Hermès is not the world’s biggest fashion label. Would you believe that is actually Nike? Then Louis Vuitton, Gucci, Chanel, Adidas and finally Hermès. But Hermès is certainly the most desirable brand. Last month saw the stock price of the French leather goods company—founded by harness-maker Thierry Hermès in 1837—soar to more than €2,000 per share. It raised Hermès’s market cap to €210 billion, even surpassing that of Nike. Hermès’s soaring stock, as well as its absolute snob value in luxury fashion, has made Businessoffashion.com (BoF) analyse the company in a case study. It found that the French house earned its stripes by selling good, old-fashioned tricks of the trade, like discretion and luxury, instead of new-age quick-fixes, like digital marketing and influencers.
For example, Hermès has a humble 12 million followers on Instagram, while Gucci has 51 million, Louis Vuitton has 53 million and Chanel has 56 million. Hermès’s socials and advertising are driven by its more commercial categories—its iconic printed scarves and fabulous perfumes.
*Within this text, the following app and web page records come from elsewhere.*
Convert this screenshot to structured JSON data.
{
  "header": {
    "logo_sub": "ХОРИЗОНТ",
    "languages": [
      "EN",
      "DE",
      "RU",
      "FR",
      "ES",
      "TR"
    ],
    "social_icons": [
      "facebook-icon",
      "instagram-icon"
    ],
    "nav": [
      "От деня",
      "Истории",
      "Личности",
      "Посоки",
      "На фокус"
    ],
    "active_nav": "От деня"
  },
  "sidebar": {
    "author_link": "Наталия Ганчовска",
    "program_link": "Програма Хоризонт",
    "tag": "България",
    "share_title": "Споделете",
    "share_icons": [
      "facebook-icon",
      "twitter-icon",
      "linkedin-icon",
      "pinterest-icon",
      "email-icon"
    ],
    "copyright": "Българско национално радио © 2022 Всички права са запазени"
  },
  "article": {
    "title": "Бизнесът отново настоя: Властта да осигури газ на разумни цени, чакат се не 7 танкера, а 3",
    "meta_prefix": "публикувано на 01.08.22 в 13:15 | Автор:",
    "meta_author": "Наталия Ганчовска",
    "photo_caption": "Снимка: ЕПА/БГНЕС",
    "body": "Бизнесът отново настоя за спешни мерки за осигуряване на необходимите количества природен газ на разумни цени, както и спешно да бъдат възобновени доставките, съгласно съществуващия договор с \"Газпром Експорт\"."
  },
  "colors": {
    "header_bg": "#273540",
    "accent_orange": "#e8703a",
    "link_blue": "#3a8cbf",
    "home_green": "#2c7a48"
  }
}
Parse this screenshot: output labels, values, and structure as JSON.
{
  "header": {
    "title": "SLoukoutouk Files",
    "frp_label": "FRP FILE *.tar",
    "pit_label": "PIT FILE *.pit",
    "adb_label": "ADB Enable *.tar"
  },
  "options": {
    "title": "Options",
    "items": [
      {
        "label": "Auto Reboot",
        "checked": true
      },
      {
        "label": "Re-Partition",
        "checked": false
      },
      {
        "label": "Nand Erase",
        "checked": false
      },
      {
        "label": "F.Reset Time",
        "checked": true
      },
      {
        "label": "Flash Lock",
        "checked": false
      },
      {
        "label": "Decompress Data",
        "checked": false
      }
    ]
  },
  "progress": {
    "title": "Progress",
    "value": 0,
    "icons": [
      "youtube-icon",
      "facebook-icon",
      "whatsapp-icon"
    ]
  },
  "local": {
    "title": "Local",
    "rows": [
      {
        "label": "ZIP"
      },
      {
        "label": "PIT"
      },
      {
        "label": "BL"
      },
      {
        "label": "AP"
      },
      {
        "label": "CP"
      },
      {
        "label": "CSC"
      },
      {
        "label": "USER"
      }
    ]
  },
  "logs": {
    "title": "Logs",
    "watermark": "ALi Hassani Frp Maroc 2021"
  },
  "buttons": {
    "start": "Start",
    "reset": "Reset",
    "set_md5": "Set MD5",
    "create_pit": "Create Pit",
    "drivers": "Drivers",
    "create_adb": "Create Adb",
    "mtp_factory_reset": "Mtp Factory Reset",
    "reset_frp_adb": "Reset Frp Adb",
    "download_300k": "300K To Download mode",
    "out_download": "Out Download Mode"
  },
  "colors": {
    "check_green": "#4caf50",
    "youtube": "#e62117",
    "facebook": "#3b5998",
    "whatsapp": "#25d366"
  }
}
Its leather-ware is meant for reverence, not for mere ‘likes’. Hermès practically invented ‘luxury’ by those magic words that really turn us on: “limited edition”.
Much of Hermès’s magnetism comes from positioning itself as an exclusive brand by creating scarcity over its two priciest best-sellers—the Birkin and the Kelly bags (these two alone account for €2 billion in annual sales). “While Hermès has surfed the same waves of luxury growth as competitors like Louis Vuitton, Chanel, Gucci and Dior, the company sets itself apart with a highly differentiated leather goods strategy,” the BoF writes. This means it continues to enhance its rarity strategy and non-negotiable quality for its expensive leather purses instead of creating a more mass canvas line. Hermès focuses on traditional manufacturing techniques, training its artisans for up to 10 years, instead of offering assembly-line products.
Hermès has been building and training highly skilled artisans across its 21 ateliers in France. It says it is determined not to outsource its manufacturing to other countries as it wants to maintain its quality and cachet. Leather artisans at Hermès spend 15 to 25 hours making one handbag. Their pay, a well-guarded secret, is said to be well above the French minimum wage, and sometimes includes shares of the company, too. Top-shelf luxury leather companies are known to treat their artisans like royalty.
Hermès, unlike the other mega luxury behemoths, is still largely family-owned. Now in its sixth generation (Hermès has long fought takeover attempts by the Louis Vuitton-Moet Hennessy group), it manages its iconic status rather diligently. It is now the most profitable luxury label listed, operating above a 40 per cent margin. It weathered the Lehman crash of 2008 as well as the Covid pandemic better than the other brands. Meanwhile, its secondary or resale market offers three times the price for its popular purses.
I met Patrick Thomas—its most successful CEO and an Indophile—over dinner one evening in Mumbai over a decade ago. I asked him what gave Hermès its edge and its mystique. Quality, he replied, and a commitment to tradition. For example, he was mildly furious that I had not yet visited the Taj Mahal in Agra, and made me promise that I would visit one Indian monument each year.